Top of Information provided

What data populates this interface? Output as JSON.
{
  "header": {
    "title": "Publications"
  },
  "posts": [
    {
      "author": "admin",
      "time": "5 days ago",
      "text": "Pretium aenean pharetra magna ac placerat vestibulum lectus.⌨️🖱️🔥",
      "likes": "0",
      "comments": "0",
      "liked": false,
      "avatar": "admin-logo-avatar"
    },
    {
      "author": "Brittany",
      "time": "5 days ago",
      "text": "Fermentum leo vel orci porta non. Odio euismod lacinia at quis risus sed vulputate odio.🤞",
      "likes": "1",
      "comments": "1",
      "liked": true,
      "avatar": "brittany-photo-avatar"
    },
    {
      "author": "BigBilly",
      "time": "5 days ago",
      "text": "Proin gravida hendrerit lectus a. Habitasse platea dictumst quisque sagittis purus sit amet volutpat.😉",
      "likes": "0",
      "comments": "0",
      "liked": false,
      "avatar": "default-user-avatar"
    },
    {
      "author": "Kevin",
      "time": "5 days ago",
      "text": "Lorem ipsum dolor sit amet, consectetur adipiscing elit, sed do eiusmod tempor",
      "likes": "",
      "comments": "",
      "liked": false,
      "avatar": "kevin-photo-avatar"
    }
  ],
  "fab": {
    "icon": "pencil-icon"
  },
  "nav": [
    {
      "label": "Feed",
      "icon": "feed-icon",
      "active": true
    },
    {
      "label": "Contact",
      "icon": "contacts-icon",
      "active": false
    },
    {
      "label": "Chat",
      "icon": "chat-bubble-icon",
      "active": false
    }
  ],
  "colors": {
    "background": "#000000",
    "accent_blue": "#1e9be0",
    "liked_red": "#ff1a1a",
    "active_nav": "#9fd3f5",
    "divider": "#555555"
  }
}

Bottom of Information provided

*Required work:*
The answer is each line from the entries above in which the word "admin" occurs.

*Output for this exercise:*
      "author": "admin",
      "avatar": "admin-logo-avatar"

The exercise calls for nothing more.